Burton coordinates with member organizations that nominate two coaches for the “Next Up” initiative, and Rising Coaches selects the finalists who then conduct mock interviews and trainings with executive search firms.

“It’s been really powerful,” Burton said about the “Next Up” initiative on the Hoops Head Podcast in May. “It’s been really successful and taken on a life of its own.”

Recent “Next Up” alums include Ben Johnson (Minnesota men’s basketball head coach), Jason Hart (NBA G-League Ignite head coach), Ganiyat Adeduntan (Colgate women’s basketball head coach) and Surina Dixon (Lane College women’s basketball head coach).

The 2022 “Next Up” nominees can be seen below.

Rising Coaches “Next Up” 2022 finalists
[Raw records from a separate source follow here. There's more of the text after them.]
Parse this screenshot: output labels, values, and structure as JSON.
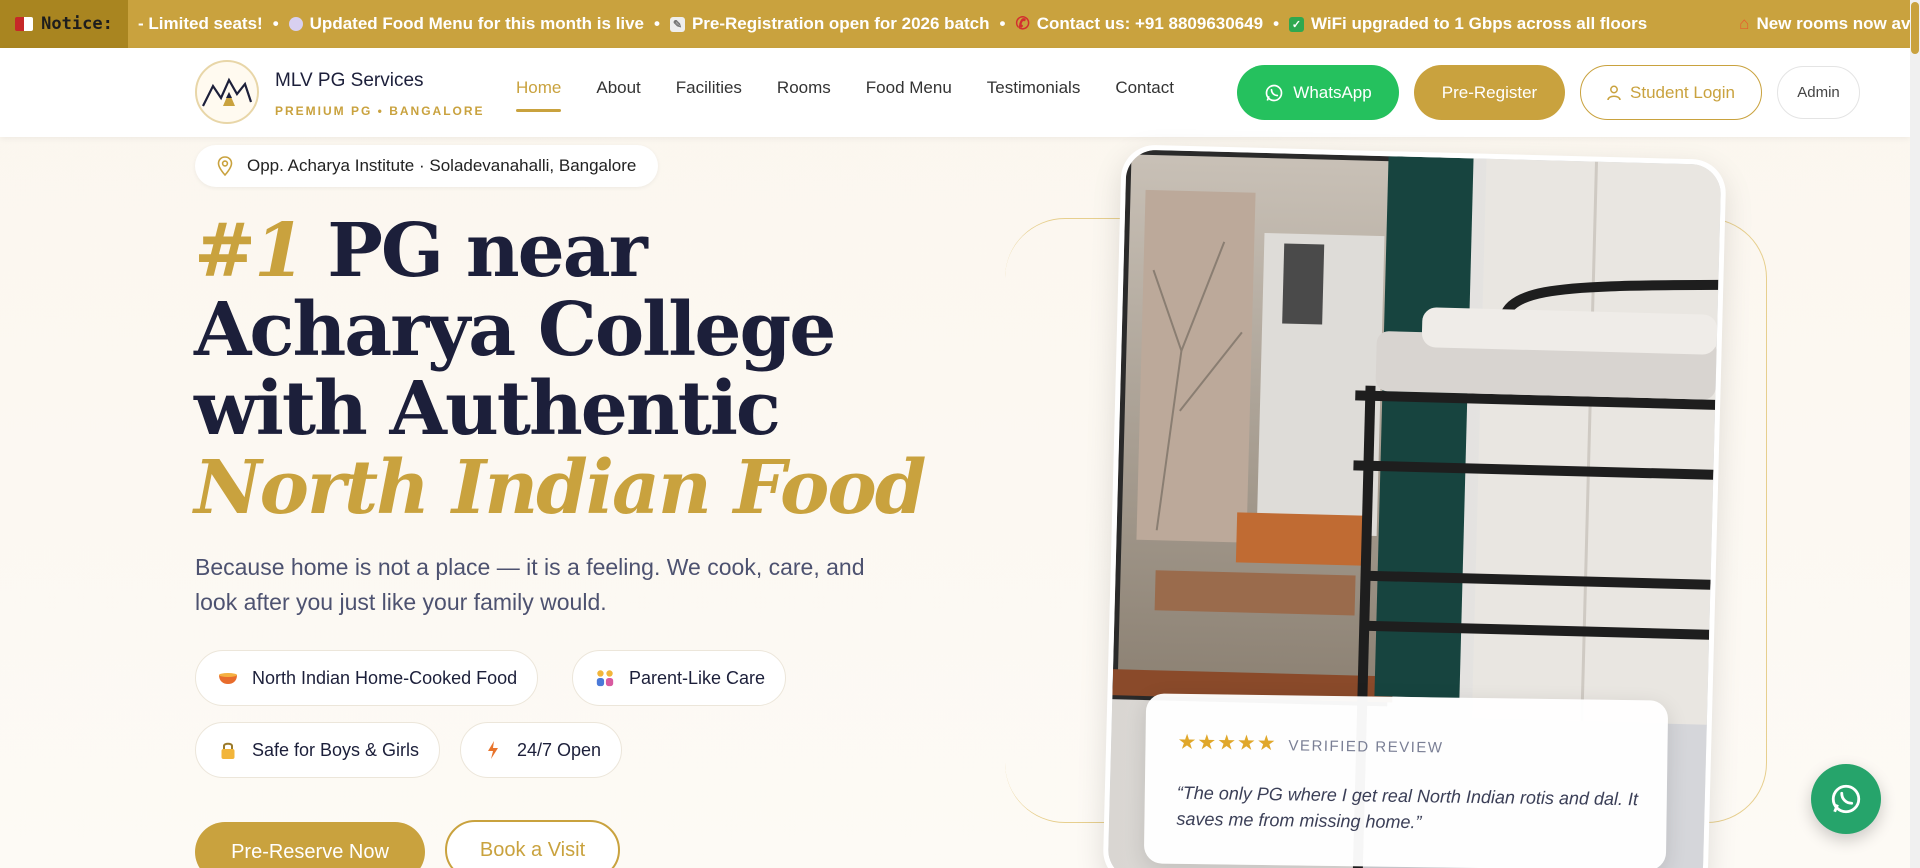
{
  "ticker": {
    "notice_label": "Notice:",
    "items": [
      "- Limited seats!",
      "Updated Food Menu for this month is live",
      "Pre-Registration open for 2026 batch",
      "Contact us: +91 8809630649",
      "WiFi upgraded to 1 Gbps across all floors",
      "New rooms now available – Li"
    ],
    "separator": "•"
  },
  "brand": {
    "name": "MLV PG Services",
    "tagline": "PREMIUM PG • BANGALORE"
  },
  "nav": {
    "items": [
      "Home",
      "About",
      "Facilities",
      "Rooms",
      "Food Menu",
      "Testimonials",
      "Contact"
    ],
    "active": "Home"
  },
  "header_actions": {
    "whatsapp": "WhatsApp",
    "preregister": "Pre-Register",
    "student_login": "Student Login",
    "admin": "Admin"
  },
  "hero": {
    "location": "Opp. Acharya Institute · Soladevanahalli, Bangalore",
    "title_rank": "#1",
    "title_part1": "PG near Acharya College",
    "title_part2": "with Authentic",
    "title_highlight": "North Indian Food",
    "lead": "Because home is not a place — it is a feeling. We cook, care, and look after you just like your family would.",
    "chips": [
      "North Indian Home-Cooked Food",
      "Parent-Like Care",
      "Safe for Boys & Girls",
      "24/7 Open"
    ],
    "cta_primary": "Pre-Reserve Now",
    "cta_secondary": "Book a Visit"
  },
  "review": {
    "stars": "★★★★★",
    "tag": "VERIFIED REVIEW",
    "text": "“The only PG where I get real North Indian rotis and dal. It saves me from missing home.”"
  },
  "colors": {
    "gold": "#c9a23e",
    "navy": "#1c1f3a",
    "whatsapp_green": "#25c15e"
  }
}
  • Britney Anderson – Stanford – Black Coaches Association
  • R-Jay Barsh – Florida State – Black Coaches Association
  • Alvin Brooks III – Baylor – Coaches 4 Change
  • Tasha Butts – Georgia Tech – Women of Color Coaches Network
  • Mansa El – Houston – embRACEus
  • Jeremy Growe – Furman – Jewish Coaches Association
  • Myia Johnson – Cincinnati – Rising Coaches
  • Akeem Miskdeen – Georgia – Be Ready
  • Jonneshia Pineda – Louisville – Latino Association of Basketball Coaches
  • Anthony Santos – Cal State Fullerton – Asian Coaches Association
  • Candice Walker – St. John’s – Women of Color Coaches Network
  • Kimani Young – UConn – Coaches For Action

Like most job industries, the basketball coaching world leans heavily on networking and promotion to allow individuals to grow in their careers. The efforts by “Next Up” spotlights up-and-coming coaches to provide athletic directors and search firms with a wider array of coaching candidates during the interview process.

Kym Hampton, a 1999 WNBA All-Star and the Rising Coaches DEI VP for Women’s Basketball, shared her support for the “Next Up” initiative: “Most coaches aspire to become a head coach at some point in their careers. The ‘Next Up’ initiative is a powerful tool used to prepare aspiring candidates for the head coach interview process. I am super proud of this initiative because I feel minorities are and have been at a disadvantage in this area.”

“The Rising Coaches’ ‘Next Up’ initiative has been vital in the advancement and development of minority coaches,” said Darryl Jacobs, Rising Coaches DEI Executive Director. “The initiative not only provides access for the participants but, more importantly, interview training with decision makers. I commend the DEI staff of Kym Hampton, Brian Burton and Adam Gordon for their hard work and commitment in the selection process.”

To learn more about Rising Coaches or to become a member, check out their website and follow on social media.